Researchers at the University of Guelph have discovered that the cannabis plant produces pain-relieving molecules that are 30 times more powerful than aspirin.
“There’s clearly a need to develop alternatives for relief of acute and chronic pain that go beyond opioids,” said Professor Tariq Akhtar from the Department of Molecular and Cellular Biology, who worked on the study.
“These molecules are non-psychoactive and they target the inflammation at the source, making them ideal painkillers,” he added.
The two important molecules that the cannabis plant creates – cannflavin A and cannflavin B have anti-inflammatory properties that are nearly 30 times more effective gram-for-gram than aspirin, also known as acetylsalicylic acid.
Professor Akhtar and his colleague Professor Steven Rothstein dedicated themselves to understanding how cannabis produces these cannflavins after pot was legalized in Canada last year.

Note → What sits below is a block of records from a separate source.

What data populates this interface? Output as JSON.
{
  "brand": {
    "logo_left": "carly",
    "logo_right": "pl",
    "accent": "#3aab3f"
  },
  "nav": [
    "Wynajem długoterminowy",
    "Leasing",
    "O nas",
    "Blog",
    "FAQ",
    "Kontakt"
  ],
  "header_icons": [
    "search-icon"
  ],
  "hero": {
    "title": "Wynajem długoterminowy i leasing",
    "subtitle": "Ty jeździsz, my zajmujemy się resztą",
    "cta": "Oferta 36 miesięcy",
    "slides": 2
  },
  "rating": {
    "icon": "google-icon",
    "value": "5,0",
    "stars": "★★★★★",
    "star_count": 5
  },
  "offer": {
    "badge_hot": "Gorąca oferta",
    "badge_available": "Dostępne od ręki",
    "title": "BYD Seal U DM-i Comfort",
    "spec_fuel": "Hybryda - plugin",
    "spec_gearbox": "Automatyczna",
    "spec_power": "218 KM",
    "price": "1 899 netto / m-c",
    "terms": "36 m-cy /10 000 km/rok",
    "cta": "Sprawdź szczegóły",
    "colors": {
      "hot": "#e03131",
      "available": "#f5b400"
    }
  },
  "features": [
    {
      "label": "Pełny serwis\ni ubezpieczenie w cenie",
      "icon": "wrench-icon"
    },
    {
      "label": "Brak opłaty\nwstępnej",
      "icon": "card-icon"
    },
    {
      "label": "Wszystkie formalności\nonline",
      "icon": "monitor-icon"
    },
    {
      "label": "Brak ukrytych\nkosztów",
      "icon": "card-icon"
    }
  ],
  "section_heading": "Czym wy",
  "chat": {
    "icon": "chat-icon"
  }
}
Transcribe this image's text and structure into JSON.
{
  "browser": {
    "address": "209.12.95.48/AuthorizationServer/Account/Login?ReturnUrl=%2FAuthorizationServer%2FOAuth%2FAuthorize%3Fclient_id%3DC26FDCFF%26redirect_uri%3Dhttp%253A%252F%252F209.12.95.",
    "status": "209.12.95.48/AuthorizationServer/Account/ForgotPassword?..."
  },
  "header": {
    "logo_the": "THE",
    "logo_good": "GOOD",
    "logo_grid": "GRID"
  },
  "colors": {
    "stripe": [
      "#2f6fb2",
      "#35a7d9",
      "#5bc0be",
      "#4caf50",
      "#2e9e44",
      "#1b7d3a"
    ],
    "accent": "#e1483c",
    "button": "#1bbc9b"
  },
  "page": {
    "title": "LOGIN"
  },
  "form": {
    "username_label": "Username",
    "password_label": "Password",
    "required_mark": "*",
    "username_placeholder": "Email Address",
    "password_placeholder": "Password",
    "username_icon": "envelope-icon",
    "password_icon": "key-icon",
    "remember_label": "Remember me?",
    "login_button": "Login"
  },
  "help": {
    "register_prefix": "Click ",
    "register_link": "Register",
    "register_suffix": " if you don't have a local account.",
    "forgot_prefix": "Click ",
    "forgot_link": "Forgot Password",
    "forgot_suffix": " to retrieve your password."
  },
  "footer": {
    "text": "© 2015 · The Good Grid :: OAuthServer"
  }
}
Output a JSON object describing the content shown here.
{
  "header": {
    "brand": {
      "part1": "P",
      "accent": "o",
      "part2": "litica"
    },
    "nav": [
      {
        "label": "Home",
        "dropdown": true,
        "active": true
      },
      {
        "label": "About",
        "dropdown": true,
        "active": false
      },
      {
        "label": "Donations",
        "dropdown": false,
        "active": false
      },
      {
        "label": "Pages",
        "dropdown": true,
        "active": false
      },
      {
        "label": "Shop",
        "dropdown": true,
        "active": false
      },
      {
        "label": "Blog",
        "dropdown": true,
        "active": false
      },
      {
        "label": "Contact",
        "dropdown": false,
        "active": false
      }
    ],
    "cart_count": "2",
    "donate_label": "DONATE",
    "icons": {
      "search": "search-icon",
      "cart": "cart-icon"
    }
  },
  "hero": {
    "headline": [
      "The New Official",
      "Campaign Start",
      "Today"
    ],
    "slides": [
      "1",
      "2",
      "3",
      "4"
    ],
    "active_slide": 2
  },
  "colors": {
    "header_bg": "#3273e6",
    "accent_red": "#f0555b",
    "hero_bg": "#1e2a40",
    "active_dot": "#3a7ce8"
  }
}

“Our objective was to better understand how these molecules are made, which is a relatively straightforward exercise these days,” Akhtar explained further.
“There are many sequenced genomes that are publicly available, including the genome of Cannabis sativa, which can be mined for information. If you know what you’re looking for, one can bring genes to life, so to speak, and piece together how molecules like cannflavins A and B are assembled,” he noted.
These findings, published in the Journal of Phytochemistry, could prove useful in the pursuit of a natural pain-relieving product, as the US continues to struggle with the opioid crisis.
The researchers have partnered with Toronto-based company Anahit to develop “effective and safe anti-inflammatory medicines from cannabis phytochemicals” and introduce them to the public through a wide variety of products, such as “creams, pills, sports drinks, transdermal patches and other innovative options,” according to Anahit CEO Darren Carrigan.
“Being able to offer a new pain relief option is exciting, and we are proud that our work has the potential to become a new tool in the pain relief arsenal,” Professor Rothstein highlighted.
Americans have been grappling with opioid addiction since the late 1990’s, in part due to the unique features of the US healthcare system, which favors prescription drugs over other forms of treatment.
Doctors in the US frequently prescribe strong painkillers like oxycodone and hydrocodone after surgery, or for patients suffering from chronic pain.
However, the consequences of these practices are staggering. According to data from the Centers for Disease Control and Prevention, opioids were involved in 47,600 overdose deaths in 2017 in the US, with 36% of those deaths connected to prescription analgesics.